Today, the world lost one of its greatest artists and political dissidents. Mstislav Rostropovich, cellist and symphony conductor, died at 80 in Moscow.
Rostropovich was, first and foremost, a brilliant musician and champion of music. One of the world’s most legendary cellists, he was also a teacher of music, inspiring and mentoring musicians such as Jacqueline du Pre, Mischa Maisky, Natalia Gutman, David Geringas, David Finckel and Han-Na Chang. Rostropovich was also a champion of modern composers of classical music, helping to bring to audiences, many for the first time, over 100 original compositions, including Shostakovich's two cello concertos, Prokofiev's Sinfonia Concertante and Britten's Symphony for Cello and Orchestra.
But in addition to being one of the world’s most remarkable musicians and champions of music, Rostropovich was also a deeply political man.

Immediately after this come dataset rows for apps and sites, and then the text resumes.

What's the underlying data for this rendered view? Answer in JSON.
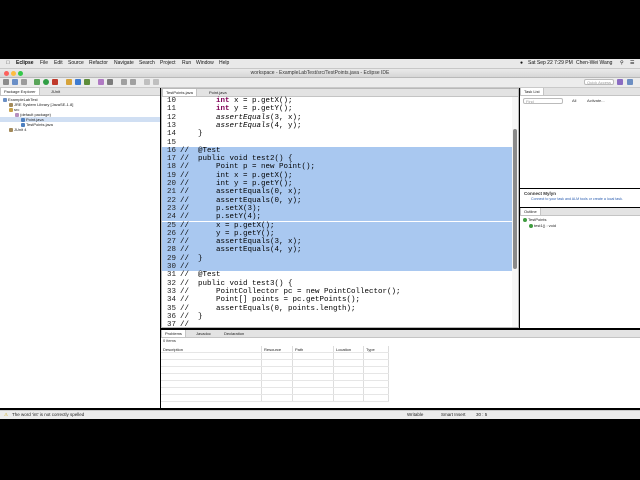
{
  "menubar": {
    "app": "Eclipse",
    "items": [
      "File",
      "Edit",
      "Source",
      "Refactor",
      "Navigate",
      "Search",
      "Project",
      "Run",
      "Window",
      "Help"
    ],
    "datetime": "Sat Sep 22  7:29 PM",
    "user": "Chen-Wei Wang"
  },
  "window": {
    "title": "workspace - ExampleLabTest/src/TestPoints.java - Eclipse IDE"
  },
  "toolbar": {
    "quick_access": "Quick Access"
  },
  "package_explorer": {
    "tab_label": "Package Explorer",
    "tab2_label": "JUnit",
    "tree": [
      "ExampleLabTest",
      "JRE System Library [JavaSE-1.8]",
      "src",
      "(default package)",
      "Point.java",
      "TestPoints.java",
      "JUnit 4"
    ]
  },
  "editor": {
    "tabs": [
      "TestPoints.java",
      "Point.java"
    ],
    "lines": [
      {
        "n": "10",
        "t": "        int x = p.getX();"
      },
      {
        "n": "11",
        "t": "        int y = p.getY();"
      },
      {
        "n": "12",
        "t": "        assertEquals(3, x);"
      },
      {
        "n": "13",
        "t": "        assertEquals(4, y);"
      },
      {
        "n": "14",
        "t": "    }"
      },
      {
        "n": "15",
        "t": ""
      },
      {
        "n": "16",
        "t": "//  @Test"
      },
      {
        "n": "17",
        "t": "//  public void test2() {"
      },
      {
        "n": "18",
        "t": "//      Point p = new Point();"
      },
      {
        "n": "19",
        "t": "//      int x = p.getX();"
      },
      {
        "n": "20",
        "t": "//      int y = p.getY();"
      },
      {
        "n": "21",
        "t": "//      assertEquals(0, x);"
      },
      {
        "n": "22",
        "t": "//      assertEquals(0, y);"
      },
      {
        "n": "23",
        "t": "//      p.setX(3);"
      },
      {
        "n": "24",
        "t": "//      p.setY(4);"
      },
      {
        "n": "25",
        "t": "//      x = p.getX();"
      },
      {
        "n": "26",
        "t": "//      y = p.getY();"
      },
      {
        "n": "27",
        "t": "//      assertEquals(3, x);"
      },
      {
        "n": "28",
        "t": "//      assertEquals(4, y);"
      },
      {
        "n": "29",
        "t": "//  }"
      },
      {
        "n": "30",
        "t": "//"
      },
      {
        "n": "31",
        "t": "//  @Test"
      },
      {
        "n": "32",
        "t": "//  public void test3() {"
      },
      {
        "n": "33",
        "t": "//      PointCollector pc = new PointCollector();"
      },
      {
        "n": "34",
        "t": "//      Point[] points = pc.getPoints();"
      },
      {
        "n": "35",
        "t": "//      assertEquals(0, points.length);"
      },
      {
        "n": "36",
        "t": "//  }"
      },
      {
        "n": "37",
        "t": "//"
      }
    ]
  },
  "task_list": {
    "tab_label": "Task List",
    "find_placeholder": "Find",
    "filter_all": "All",
    "activate": "Activate..."
  },
  "mylyn": {
    "title": "Connect Mylyn",
    "body": "Connect to your task and ALM tools or create a local task."
  },
  "outline": {
    "tab_label": "Outline",
    "root": "TestPoints",
    "item": "test1() : void"
  },
  "problems": {
    "tabs": [
      "Problems",
      "Javadoc",
      "Declaration"
    ],
    "count": "0 items",
    "columns": [
      "Description",
      "Resource",
      "Path",
      "Location",
      "Type"
    ]
  },
  "status": {
    "message": "The word 'int' is not correctly spelled",
    "mode": "Writable",
    "insert": "Smart Insert",
    "position": "30 : 5"
  }
}
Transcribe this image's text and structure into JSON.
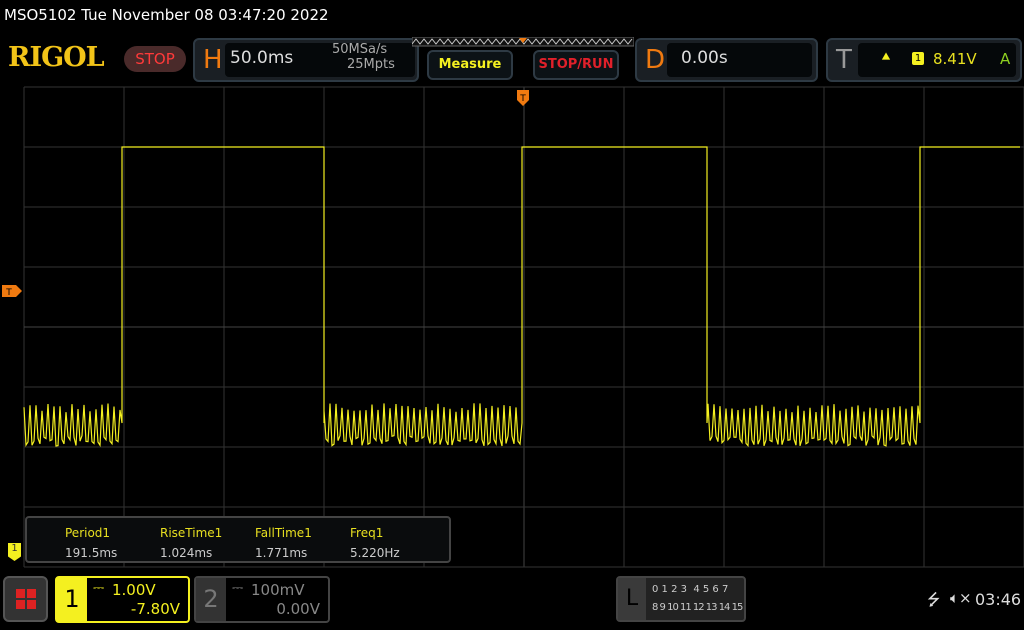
{
  "title": "MSO5102  Tue November 08 03:47:20 2022",
  "logo": "RIGOL",
  "run_state": "STOP",
  "horizontal": {
    "letter": "H",
    "timebase": "50.0ms",
    "sample_rate": "50MSa/s",
    "memory_depth": "25Mpts"
  },
  "buttons": {
    "measure": "Measure",
    "stop_run": "STOP/RUN"
  },
  "delay": {
    "letter": "D",
    "value": "0.00s"
  },
  "trigger": {
    "letter": "T",
    "source": "1",
    "level": "8.41V",
    "mode": "A",
    "marker": "T"
  },
  "measurements": [
    {
      "label": "Period1",
      "value": "191.5ms"
    },
    {
      "label": "RiseTime1",
      "value": "1.024ms"
    },
    {
      "label": "FallTime1",
      "value": "1.771ms"
    },
    {
      "label": "Freq1",
      "value": "5.220Hz"
    }
  ],
  "channels": [
    {
      "number": "1",
      "scale": "1.00V",
      "offset": "-7.80V",
      "color": "#f4f020"
    },
    {
      "number": "2",
      "scale": "100mV",
      "offset": "0.00V",
      "color": "#777777"
    }
  ],
  "ch1_marker": "1",
  "logic": {
    "letter": "L",
    "row1": "0 1 2 3  4 5 6 7",
    "row2": "8 9 10 11 12 13 14 15"
  },
  "status": {
    "time": "03:46"
  },
  "waveform": {
    "edges_div": [
      0.98,
      3.0,
      4.98,
      6.83,
      8.96
    ],
    "high_div": 3.0,
    "low_div": -1.6
  }
}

Rostropovich was stripped of his Soviet citizenship in 1978, and exiled from Russia for over a decade afterward. Of his exile, Rostropovich said "When Leonid Brezhnev stripped us of our citizenship in 1978, we were obliterated. Russia was in my heart - in my mind. I suffered because I knew that until the day I died, I would never see Russia or my friends again."

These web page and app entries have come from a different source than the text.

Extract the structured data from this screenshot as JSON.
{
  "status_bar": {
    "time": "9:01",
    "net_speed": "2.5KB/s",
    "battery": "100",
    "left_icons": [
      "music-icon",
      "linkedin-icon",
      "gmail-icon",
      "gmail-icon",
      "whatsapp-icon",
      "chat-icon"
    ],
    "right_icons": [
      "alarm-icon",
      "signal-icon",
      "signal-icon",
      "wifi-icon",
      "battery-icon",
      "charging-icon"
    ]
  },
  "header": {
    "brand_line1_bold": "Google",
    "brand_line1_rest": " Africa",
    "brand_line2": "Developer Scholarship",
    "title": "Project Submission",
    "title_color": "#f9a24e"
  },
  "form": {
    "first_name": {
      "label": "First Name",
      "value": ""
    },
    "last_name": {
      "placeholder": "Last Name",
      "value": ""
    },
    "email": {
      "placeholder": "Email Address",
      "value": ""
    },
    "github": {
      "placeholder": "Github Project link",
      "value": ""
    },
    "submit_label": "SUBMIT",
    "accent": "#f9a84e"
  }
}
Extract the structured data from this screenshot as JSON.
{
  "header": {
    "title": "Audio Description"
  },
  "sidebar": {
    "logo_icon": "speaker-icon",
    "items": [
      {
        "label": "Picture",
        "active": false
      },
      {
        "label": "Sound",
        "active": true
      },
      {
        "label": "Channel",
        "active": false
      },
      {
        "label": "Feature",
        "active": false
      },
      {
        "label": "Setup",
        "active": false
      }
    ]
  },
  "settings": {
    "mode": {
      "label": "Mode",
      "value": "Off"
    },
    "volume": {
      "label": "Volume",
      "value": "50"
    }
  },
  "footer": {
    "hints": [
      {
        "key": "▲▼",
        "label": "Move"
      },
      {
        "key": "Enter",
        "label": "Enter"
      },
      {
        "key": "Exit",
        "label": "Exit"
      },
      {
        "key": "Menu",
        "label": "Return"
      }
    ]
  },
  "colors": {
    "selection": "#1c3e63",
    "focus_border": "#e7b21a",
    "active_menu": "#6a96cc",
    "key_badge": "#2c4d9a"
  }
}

But Rostropovich had the good fortune to outlive his exile; in 1990, he was invited back to the Soviet Union, saw his citizenship restored, and he was invited to conduct the American National Symphony Orchestra in Moscow. At the Moscow Conservatory's Great Hall, packed with high-ranking officials including Raisa Gorbachev, wife of the Soviet premiere, Rostropovich led the National Symphony in a program filled with sad music, including Tchaikovsky's "Pathetique" Symphony and Shostakovich's anguished Fifth Symphony, which was written at the height of the Stalinist purges in 1937. But Rostropovich chose, for the final encore, to conduct John Philip Sousa's "Stars and Stripes Forever," the traditional finale of the National Symphony's annual Fourth-of-July concert on the West Lawn of the Capitol in Washington.
The Moscow audience of the Soviet elite gave "Stars and Stripes Forever" a standing ovation.
Mstislav Rostropovich touched millions through his music, but I had the particular good fortune to have been touched by him personally. In 1988, as a boy alto, I had the priviledge of performing with the National Symphony Orchestra in the opera Boris Gudenov, with Rostropovich as our conductor. While too young to appreciate at the time the good fortune I had to work with a musical legend, I will never forget the passion, brilliance, and sweetness of the man who insisted that we call him "Slava" and used to give myself and the other child performers peppermints out of his pocket when rehearsals went too long.
In 1994, in an interview, Rostropovich said, "If I have another life - a thousand lives - it would be exactly the same." My thanks to you, a superb inspiration and teacher, for once again giving me and others such a fine foundation upon which to build our lives.